The result is amusingly described in the following legendary anecdote. In the meeting with Muslim representatives, Vladimir found their religion unsuitable due to its requirement to circumcise and taboos against alcoholic beverages and pork; supposedly, Vladimir said on that occasion: “Drinking is the joy of the Rus.” He also consulted with Jewish envoys, questioned them about their religion but ultimately rejected it, saying that their loss of Jerusalem was evidence of their having been abandoned by God (others say that he didn’t like the Shabbat since he considered abnormal to have one day per week without work). Catholic Christianity was all right, but what impressed the grand prince was the dazzling worship his ambassadors described seeing in the great Cathedral of Hagia Sophia in Constantinople.
So Vladimir opted for Orthodoxy because of its beautiful worship. Orthodoxy was also the religion of the most powerful, wealthy, and civilized of Russia’s border nations, the Byzantine Empire.
How did he forge a national Church? He ordered mass conversion of the Russian people, with whole towns being baptized simultaneously.
Whatever the truth it’s rather interesting that Christianity was adopted quite “recently” in Russia: in late 900 (during the Middle Age).
Siberian food is intended to be hearty and substantial, a key element in surviving harsh winters.
The meals are usually filling (to say the least).

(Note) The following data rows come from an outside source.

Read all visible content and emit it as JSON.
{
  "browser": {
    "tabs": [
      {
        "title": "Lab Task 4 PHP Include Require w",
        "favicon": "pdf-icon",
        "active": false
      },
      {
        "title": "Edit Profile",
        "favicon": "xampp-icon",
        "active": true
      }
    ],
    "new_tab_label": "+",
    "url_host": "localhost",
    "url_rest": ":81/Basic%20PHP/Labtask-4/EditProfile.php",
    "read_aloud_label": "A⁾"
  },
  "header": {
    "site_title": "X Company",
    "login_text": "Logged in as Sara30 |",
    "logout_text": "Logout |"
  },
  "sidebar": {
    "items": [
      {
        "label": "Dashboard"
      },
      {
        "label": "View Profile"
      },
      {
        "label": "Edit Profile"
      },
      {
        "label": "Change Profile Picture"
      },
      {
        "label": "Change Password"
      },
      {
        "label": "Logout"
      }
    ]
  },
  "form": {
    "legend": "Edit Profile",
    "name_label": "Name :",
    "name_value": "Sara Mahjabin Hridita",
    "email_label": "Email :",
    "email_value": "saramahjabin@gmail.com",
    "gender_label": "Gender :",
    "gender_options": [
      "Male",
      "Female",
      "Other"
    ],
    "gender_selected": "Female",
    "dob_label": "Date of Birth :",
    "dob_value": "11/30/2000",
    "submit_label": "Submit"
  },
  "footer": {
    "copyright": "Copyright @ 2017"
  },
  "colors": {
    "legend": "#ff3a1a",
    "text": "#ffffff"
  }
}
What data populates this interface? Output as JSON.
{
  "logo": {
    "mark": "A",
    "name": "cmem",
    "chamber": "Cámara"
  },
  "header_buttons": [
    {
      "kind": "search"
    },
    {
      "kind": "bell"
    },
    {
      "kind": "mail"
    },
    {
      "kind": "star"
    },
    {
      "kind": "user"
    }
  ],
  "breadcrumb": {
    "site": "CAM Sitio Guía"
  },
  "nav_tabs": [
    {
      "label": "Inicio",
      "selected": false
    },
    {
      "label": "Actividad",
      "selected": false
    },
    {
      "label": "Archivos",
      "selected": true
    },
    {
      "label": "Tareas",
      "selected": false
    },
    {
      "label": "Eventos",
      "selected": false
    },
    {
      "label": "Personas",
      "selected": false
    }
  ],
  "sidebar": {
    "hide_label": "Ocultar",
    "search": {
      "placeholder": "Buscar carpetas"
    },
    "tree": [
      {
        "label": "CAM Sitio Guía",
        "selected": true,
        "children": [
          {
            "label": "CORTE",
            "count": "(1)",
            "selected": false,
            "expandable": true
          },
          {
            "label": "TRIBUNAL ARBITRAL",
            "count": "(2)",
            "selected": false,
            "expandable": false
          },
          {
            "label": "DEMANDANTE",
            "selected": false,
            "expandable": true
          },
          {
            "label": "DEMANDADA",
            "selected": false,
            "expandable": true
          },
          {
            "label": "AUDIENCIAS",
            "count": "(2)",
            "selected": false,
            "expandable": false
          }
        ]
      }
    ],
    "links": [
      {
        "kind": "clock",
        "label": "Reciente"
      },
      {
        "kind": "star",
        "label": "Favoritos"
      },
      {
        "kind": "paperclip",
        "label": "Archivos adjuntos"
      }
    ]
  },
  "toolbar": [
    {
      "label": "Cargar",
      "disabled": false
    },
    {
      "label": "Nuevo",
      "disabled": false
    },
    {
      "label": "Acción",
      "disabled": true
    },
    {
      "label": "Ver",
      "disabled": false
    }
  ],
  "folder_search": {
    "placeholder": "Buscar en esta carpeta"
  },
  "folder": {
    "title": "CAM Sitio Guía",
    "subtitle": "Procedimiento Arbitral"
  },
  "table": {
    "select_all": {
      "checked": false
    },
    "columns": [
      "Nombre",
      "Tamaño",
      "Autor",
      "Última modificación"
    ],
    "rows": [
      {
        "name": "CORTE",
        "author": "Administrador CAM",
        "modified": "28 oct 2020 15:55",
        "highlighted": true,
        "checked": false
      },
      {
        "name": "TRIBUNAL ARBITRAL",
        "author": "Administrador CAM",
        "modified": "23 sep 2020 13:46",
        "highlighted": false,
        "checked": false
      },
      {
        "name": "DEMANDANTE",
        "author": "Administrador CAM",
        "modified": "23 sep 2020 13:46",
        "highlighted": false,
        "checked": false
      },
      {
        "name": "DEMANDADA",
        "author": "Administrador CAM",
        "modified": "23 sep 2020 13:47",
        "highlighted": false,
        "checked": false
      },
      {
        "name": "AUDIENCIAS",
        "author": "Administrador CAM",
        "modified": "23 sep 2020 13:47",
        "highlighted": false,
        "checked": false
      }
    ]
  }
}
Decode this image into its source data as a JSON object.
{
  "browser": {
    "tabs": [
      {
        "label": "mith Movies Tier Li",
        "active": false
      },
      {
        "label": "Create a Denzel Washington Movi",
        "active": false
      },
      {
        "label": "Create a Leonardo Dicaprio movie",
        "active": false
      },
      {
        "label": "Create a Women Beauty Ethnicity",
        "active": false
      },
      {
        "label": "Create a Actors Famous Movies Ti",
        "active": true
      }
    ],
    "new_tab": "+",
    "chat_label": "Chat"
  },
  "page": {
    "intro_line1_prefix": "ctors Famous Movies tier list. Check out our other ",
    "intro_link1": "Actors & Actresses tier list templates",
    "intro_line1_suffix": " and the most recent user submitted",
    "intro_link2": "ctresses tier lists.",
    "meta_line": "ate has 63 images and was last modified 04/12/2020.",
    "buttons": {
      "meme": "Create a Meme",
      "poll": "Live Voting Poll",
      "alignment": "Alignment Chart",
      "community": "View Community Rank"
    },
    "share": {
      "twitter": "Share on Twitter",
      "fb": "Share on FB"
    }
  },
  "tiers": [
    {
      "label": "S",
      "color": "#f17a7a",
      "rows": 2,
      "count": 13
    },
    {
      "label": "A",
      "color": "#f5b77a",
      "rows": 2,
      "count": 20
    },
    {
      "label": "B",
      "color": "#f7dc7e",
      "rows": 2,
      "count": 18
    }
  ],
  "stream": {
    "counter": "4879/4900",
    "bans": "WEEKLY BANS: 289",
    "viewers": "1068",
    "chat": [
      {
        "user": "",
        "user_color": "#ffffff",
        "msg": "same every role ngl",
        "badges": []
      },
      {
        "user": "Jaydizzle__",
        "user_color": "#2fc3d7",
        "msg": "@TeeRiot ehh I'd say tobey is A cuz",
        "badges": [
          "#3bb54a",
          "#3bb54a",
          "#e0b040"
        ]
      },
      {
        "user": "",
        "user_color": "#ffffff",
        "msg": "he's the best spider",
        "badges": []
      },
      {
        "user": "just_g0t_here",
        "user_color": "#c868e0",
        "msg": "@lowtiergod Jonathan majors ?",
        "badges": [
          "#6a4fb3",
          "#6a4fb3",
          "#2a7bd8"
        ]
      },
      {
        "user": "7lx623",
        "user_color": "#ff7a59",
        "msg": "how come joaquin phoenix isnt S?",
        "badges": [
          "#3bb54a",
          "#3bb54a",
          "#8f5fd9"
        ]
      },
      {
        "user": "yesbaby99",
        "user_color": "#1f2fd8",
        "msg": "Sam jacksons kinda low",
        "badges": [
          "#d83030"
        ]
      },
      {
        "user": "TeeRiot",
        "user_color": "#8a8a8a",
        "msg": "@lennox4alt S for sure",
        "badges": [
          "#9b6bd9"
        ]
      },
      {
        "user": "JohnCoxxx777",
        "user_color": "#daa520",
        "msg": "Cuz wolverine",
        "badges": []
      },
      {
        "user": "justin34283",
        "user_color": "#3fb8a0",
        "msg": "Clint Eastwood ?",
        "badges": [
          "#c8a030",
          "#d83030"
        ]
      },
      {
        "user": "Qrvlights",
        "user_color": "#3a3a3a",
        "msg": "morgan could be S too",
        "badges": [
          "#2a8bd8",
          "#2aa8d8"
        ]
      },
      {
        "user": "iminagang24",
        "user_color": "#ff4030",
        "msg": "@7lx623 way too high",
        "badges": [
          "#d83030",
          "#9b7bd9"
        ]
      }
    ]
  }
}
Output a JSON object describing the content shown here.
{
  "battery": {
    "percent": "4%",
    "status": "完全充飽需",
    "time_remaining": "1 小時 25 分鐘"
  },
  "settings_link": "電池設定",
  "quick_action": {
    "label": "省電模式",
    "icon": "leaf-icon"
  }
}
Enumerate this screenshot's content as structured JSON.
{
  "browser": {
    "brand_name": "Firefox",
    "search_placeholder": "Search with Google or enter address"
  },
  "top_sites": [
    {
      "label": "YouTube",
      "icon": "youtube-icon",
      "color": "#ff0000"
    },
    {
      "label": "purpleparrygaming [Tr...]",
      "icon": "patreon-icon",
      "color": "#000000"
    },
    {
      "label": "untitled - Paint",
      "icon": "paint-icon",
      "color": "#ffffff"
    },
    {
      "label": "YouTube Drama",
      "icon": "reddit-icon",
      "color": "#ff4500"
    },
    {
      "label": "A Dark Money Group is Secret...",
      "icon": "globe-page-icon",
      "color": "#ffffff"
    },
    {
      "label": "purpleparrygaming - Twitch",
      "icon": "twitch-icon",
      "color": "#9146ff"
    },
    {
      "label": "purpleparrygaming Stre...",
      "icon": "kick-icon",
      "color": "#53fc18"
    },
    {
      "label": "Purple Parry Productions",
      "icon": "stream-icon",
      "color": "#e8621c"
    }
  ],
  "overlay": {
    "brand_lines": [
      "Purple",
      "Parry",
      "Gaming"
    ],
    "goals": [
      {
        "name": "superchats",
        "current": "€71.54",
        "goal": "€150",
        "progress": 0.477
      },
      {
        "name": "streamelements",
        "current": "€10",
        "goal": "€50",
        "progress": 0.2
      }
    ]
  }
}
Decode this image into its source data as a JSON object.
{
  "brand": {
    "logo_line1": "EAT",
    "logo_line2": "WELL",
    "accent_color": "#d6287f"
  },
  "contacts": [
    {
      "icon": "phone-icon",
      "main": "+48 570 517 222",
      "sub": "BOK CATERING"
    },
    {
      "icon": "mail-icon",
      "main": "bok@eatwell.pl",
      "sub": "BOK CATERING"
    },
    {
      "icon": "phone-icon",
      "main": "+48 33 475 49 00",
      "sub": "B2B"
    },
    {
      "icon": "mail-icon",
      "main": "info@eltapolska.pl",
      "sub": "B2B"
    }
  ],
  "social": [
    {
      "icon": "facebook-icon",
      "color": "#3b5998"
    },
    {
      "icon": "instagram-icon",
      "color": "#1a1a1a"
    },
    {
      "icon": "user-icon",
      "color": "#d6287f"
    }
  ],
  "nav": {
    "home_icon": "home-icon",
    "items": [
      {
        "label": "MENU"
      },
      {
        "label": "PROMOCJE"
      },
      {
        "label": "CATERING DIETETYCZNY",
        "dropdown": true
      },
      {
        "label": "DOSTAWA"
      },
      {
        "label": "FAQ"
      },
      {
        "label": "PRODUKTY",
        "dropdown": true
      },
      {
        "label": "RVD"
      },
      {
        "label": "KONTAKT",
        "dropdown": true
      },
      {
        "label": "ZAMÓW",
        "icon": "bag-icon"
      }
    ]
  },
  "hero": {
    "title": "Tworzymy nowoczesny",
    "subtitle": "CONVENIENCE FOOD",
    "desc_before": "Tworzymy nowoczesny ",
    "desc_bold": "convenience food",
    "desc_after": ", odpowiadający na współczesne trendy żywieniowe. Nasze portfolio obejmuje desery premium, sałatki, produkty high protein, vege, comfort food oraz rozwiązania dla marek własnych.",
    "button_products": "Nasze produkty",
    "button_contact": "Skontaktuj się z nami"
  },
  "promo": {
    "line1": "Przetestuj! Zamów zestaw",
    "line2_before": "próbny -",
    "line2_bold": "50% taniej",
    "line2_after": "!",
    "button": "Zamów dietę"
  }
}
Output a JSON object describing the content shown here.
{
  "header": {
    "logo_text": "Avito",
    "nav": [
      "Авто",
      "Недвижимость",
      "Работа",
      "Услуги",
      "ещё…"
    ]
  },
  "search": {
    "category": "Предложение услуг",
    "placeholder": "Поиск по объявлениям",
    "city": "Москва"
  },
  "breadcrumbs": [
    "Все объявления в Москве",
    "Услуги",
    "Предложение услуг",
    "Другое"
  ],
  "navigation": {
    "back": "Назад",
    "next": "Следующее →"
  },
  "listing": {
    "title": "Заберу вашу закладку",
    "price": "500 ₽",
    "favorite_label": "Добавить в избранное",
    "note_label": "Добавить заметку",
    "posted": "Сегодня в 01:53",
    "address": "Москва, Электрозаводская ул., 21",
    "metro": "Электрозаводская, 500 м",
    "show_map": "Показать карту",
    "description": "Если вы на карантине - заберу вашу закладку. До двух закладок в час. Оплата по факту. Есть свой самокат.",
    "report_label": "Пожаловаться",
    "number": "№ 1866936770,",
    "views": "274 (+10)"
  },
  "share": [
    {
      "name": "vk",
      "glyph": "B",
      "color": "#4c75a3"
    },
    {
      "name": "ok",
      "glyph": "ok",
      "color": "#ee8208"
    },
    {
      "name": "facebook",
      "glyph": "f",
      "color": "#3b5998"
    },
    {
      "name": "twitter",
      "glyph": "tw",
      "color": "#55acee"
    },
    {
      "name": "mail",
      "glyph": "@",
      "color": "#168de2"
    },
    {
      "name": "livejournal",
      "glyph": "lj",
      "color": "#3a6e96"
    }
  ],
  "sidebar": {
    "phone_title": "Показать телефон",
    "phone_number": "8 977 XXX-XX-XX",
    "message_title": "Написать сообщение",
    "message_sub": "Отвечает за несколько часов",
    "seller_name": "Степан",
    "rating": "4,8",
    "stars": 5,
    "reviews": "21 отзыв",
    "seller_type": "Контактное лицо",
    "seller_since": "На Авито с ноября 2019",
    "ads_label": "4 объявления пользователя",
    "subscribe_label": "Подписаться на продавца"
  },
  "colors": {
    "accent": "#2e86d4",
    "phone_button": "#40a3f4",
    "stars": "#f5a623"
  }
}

Each family has a vegetable (and fruit) garden, either at home or, when living in the city, in their datcha (a country house typically used as a second or holiday home). The tradition comes from the Soviet times where ration cards were not sufficient so people had to home-grow food for their subsistence.
One of our guides (Yulia, a young girl) summarized quite well the feeling of most of the people we discussed with: “Before there was stability but no freedom. Now is the opposite: you are free to do whatever you want but there is no stability.”
I thought that it would be very interesting to get a local insight on the judgment of the locals on the main political leaders since Lenin, so I asked questions to the people we met to understand better.
Caveat: this is not a political judgement; it is only the opinion of the few people we could speak to for a few hours (mainly educated people such as guides and interpreters).
What I could understand is basically (roughly) summarized below:
Lenin and Stalin: people are aware of the negative actions associated to their leaderships but they also (much) recognized their good actions (Stalin won the WWII). While Stalin is not much “visible” (Stalin’s cult of personality was dismantled by Khrushchev), there are statues (and streets) of Lenin everywhere.
Gorbachev: while he is credited in the West with bringing about the end of the Cold War, Russians do not have a great opinion of Gorbachev; in their view, he kind of “sold off” the Soviet Union. The USSR is indeed still much regretted by the elders.
Yelstin: worst impression (unanimously shared by people). They were ashamed of their president.
Putin: good leader. Such a vast country needs a strong man. He is standing up to the western world and it makes people proud to be Russians, which we could feel is very important to the local people. They resent the US, which are responsible of the economic sanctions that are affecting them.